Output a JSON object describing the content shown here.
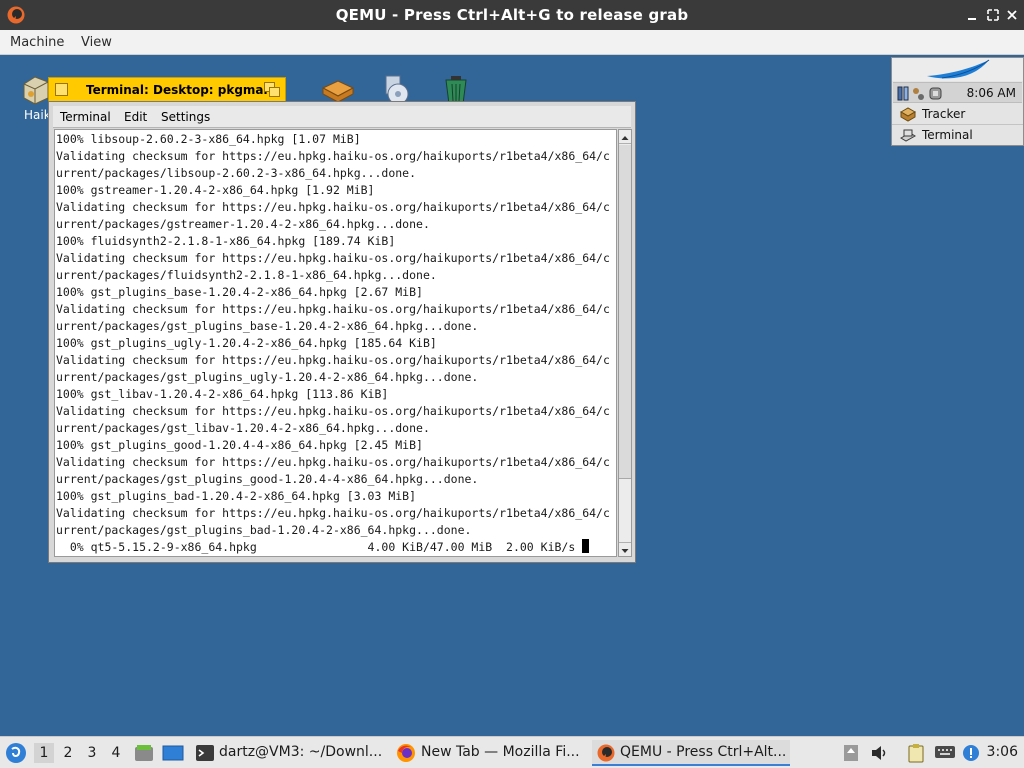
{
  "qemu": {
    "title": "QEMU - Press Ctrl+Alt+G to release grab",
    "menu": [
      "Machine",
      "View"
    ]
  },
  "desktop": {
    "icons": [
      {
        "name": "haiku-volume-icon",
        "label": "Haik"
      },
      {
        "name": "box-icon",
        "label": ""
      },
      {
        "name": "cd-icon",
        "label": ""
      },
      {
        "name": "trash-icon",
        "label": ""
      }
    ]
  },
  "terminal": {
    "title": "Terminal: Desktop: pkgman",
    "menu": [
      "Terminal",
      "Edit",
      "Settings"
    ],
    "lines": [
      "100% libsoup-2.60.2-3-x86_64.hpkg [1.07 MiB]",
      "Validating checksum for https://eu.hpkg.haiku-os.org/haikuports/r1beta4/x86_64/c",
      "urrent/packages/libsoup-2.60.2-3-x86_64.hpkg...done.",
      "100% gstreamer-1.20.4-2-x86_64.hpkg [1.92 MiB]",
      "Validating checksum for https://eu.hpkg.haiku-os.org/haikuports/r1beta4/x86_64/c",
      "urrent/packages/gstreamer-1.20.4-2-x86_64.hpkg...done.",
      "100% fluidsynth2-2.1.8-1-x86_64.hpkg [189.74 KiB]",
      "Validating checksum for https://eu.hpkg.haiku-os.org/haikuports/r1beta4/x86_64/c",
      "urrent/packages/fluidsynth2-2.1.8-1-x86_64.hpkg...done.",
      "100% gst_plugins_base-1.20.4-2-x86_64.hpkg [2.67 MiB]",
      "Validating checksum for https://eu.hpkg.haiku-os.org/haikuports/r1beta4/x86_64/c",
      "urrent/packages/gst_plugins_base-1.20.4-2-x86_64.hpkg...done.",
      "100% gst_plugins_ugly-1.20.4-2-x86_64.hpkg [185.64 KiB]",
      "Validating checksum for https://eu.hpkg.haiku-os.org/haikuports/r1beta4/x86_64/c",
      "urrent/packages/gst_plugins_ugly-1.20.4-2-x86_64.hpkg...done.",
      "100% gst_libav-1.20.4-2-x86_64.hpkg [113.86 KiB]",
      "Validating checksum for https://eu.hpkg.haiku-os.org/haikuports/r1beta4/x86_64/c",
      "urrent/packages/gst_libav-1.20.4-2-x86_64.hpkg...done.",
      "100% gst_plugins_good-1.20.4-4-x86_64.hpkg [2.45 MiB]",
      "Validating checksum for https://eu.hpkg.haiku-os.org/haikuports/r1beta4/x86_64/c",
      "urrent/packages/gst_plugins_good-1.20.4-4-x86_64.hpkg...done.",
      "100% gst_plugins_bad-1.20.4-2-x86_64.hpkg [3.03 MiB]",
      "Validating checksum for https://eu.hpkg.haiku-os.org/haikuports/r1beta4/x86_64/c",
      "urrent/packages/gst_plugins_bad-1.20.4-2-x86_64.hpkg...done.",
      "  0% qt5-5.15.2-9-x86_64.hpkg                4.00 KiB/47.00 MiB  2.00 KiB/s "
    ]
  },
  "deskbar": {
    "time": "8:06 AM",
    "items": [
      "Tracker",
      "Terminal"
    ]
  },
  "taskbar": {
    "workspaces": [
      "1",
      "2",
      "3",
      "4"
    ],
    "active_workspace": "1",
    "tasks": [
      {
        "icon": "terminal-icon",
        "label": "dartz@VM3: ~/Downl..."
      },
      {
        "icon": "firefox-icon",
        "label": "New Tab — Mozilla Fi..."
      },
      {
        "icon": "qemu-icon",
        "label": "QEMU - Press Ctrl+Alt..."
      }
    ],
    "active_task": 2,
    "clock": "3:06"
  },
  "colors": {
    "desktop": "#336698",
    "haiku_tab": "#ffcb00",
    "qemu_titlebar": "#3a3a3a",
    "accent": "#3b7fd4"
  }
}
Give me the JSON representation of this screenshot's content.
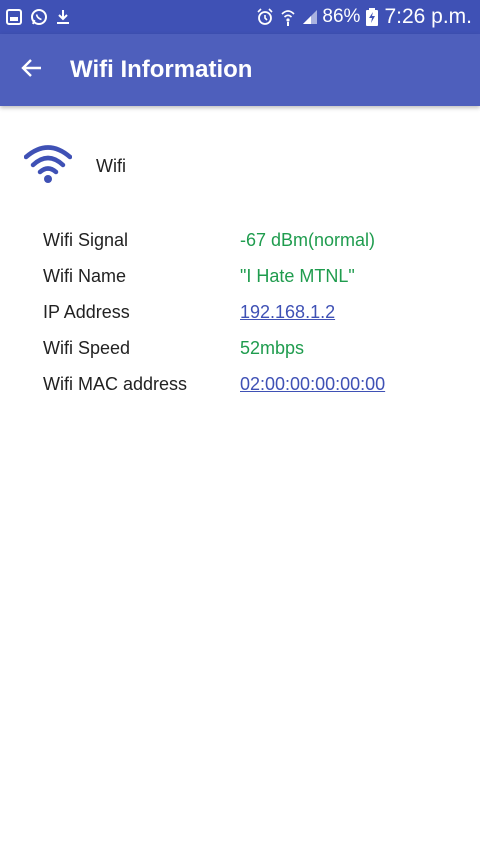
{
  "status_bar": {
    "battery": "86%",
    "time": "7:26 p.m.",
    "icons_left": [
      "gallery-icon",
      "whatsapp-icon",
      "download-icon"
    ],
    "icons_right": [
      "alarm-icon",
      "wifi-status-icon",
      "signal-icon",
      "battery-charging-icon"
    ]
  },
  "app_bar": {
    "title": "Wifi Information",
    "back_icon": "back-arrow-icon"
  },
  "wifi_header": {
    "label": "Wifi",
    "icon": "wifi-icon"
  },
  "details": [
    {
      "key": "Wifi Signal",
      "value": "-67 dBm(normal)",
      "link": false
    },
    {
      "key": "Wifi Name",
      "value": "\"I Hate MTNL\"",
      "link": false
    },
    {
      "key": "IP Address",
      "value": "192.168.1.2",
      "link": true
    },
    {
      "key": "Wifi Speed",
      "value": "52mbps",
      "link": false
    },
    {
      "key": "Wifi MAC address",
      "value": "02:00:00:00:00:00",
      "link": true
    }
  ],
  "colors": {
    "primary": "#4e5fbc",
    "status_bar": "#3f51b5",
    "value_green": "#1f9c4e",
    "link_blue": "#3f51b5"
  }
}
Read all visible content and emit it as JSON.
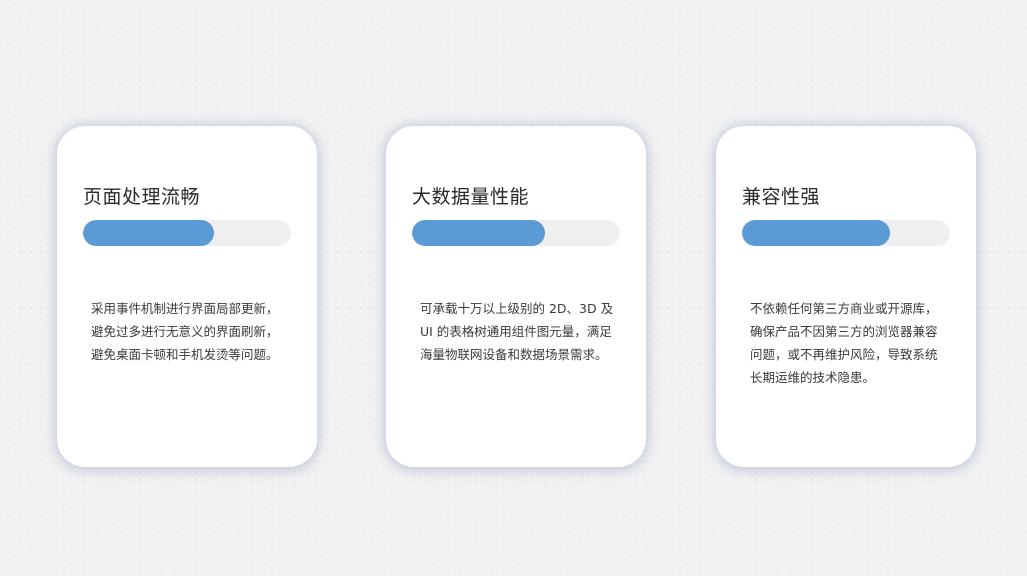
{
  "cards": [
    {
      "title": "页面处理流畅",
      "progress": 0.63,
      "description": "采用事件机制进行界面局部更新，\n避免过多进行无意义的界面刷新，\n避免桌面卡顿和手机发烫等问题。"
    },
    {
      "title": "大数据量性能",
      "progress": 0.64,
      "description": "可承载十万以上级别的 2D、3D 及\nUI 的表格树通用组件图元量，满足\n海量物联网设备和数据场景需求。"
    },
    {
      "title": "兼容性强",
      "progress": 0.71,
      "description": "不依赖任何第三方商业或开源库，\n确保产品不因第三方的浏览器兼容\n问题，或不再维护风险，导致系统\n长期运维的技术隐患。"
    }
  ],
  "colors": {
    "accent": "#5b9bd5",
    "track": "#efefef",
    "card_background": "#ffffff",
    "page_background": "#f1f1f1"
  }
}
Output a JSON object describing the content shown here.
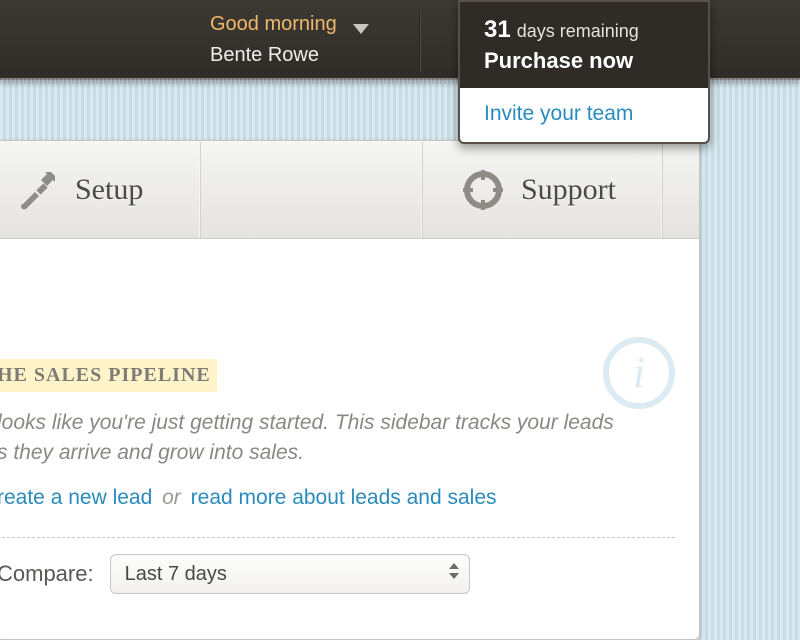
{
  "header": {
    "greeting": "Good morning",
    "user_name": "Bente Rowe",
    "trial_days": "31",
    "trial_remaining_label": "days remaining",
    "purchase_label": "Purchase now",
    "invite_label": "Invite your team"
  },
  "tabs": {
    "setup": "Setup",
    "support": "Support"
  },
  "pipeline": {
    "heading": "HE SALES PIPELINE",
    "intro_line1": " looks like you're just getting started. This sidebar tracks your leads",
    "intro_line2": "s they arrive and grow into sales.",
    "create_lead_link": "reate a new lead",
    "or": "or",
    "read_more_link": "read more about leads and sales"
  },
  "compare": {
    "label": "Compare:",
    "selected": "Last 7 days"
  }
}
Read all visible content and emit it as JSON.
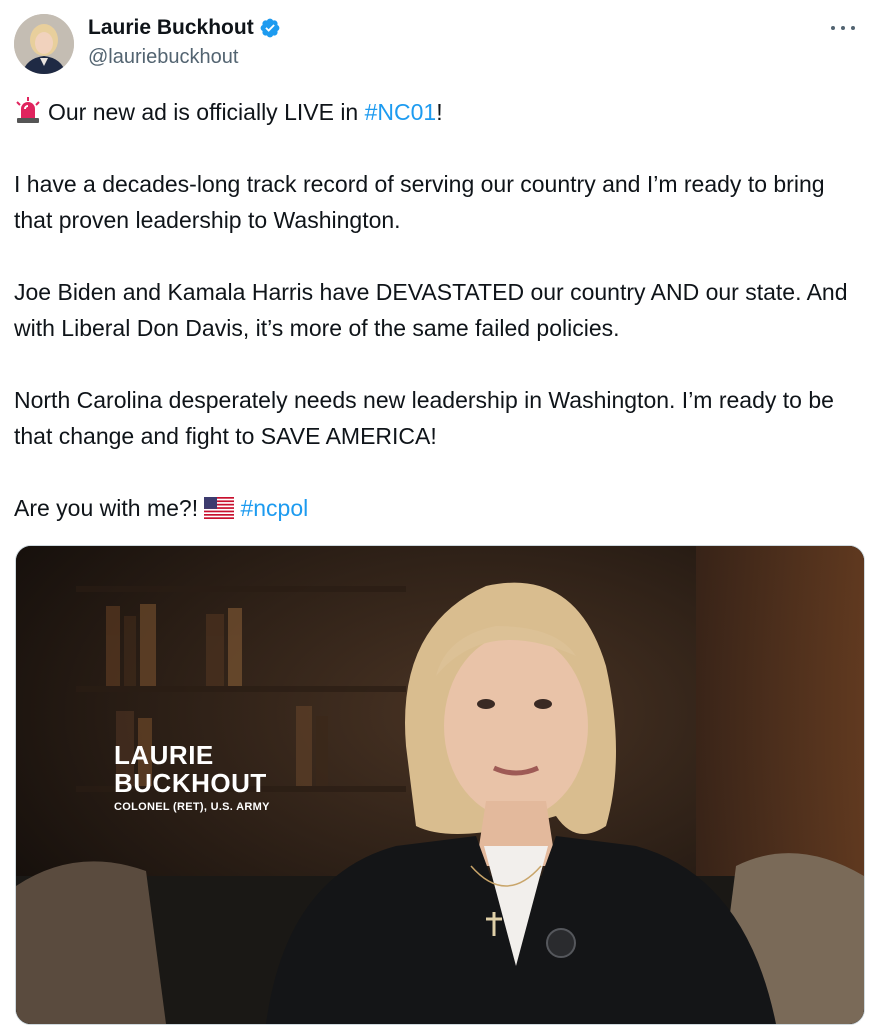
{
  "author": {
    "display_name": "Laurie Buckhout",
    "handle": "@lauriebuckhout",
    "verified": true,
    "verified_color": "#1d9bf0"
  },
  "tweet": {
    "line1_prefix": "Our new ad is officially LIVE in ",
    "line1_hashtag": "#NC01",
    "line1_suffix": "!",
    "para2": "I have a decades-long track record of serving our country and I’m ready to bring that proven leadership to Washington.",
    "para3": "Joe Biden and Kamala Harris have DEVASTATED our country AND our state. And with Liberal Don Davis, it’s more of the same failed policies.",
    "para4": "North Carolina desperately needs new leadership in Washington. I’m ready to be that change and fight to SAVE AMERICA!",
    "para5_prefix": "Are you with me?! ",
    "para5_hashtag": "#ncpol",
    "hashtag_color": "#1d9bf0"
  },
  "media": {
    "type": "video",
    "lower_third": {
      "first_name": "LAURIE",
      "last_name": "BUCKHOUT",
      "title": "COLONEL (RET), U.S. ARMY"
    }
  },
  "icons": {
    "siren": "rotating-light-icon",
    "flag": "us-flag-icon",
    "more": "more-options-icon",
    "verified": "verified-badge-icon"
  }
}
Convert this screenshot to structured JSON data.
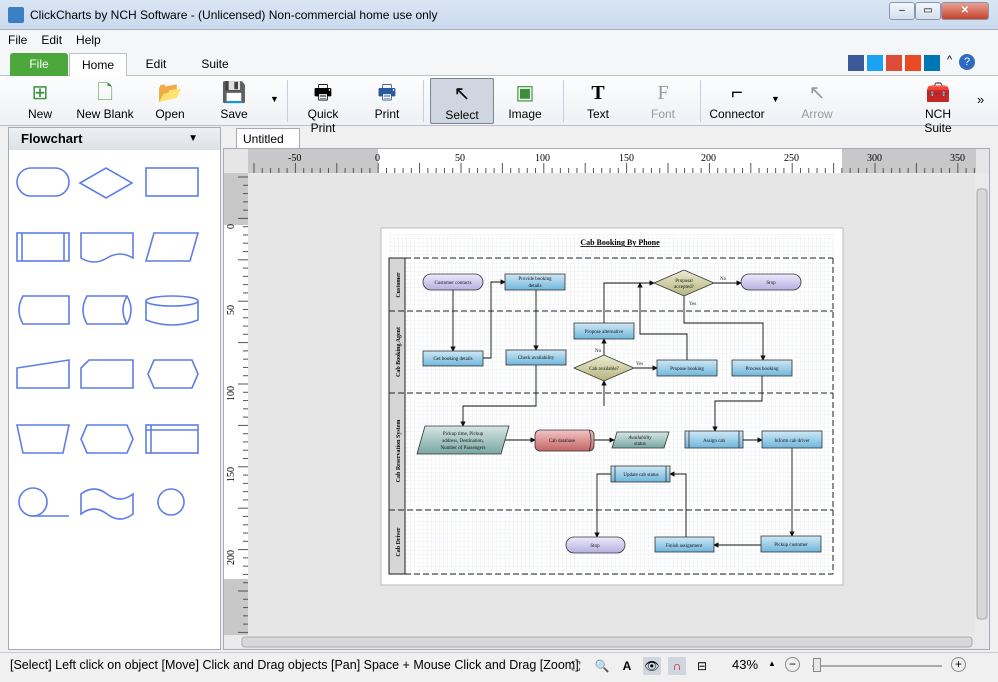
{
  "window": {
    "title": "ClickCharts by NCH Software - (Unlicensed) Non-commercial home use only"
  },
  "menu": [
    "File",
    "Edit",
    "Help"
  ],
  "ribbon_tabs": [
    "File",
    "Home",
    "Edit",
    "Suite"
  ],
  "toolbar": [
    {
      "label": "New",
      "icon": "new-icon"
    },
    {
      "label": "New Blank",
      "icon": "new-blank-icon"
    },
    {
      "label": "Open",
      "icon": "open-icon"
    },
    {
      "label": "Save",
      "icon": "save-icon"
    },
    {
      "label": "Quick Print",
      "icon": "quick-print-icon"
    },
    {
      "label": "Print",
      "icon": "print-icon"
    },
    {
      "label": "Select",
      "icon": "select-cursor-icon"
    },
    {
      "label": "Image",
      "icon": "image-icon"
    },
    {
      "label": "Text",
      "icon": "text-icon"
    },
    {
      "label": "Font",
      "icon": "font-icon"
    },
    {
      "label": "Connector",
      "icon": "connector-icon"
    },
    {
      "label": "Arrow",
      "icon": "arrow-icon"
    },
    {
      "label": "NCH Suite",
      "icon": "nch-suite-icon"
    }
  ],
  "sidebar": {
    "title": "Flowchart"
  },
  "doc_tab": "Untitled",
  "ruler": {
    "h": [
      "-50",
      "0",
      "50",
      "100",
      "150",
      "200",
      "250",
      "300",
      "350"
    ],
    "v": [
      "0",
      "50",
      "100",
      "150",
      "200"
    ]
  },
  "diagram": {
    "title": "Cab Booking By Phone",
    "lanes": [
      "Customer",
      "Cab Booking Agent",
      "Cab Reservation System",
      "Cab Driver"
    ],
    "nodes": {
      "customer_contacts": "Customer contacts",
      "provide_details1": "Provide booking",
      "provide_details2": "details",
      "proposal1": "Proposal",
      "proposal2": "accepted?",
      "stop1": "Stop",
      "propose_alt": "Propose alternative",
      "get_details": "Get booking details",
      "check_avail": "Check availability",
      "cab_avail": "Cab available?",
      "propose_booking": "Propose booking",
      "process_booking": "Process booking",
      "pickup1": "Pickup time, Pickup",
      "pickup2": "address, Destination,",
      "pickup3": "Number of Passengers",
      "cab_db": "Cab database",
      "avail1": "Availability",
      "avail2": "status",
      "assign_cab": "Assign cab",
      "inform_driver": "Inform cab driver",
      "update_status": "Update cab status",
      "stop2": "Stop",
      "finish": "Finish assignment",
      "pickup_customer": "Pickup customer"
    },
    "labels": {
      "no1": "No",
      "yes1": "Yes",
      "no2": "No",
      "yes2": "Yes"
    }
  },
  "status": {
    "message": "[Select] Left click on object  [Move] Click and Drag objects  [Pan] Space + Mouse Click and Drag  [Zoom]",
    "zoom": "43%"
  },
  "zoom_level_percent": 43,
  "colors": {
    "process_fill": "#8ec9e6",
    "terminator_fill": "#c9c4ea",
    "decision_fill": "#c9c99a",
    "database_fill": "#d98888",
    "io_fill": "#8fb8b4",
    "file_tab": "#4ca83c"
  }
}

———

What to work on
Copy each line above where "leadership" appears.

Exercise result
    "para2": "I have a decades-long track record of serving our country and I’m ready to bring that proven leadership to Washington.",
    "para4": "North Carolina desperately needs new leadership in Washington. I’m ready to be that change and fight to SAVE AMERICA!",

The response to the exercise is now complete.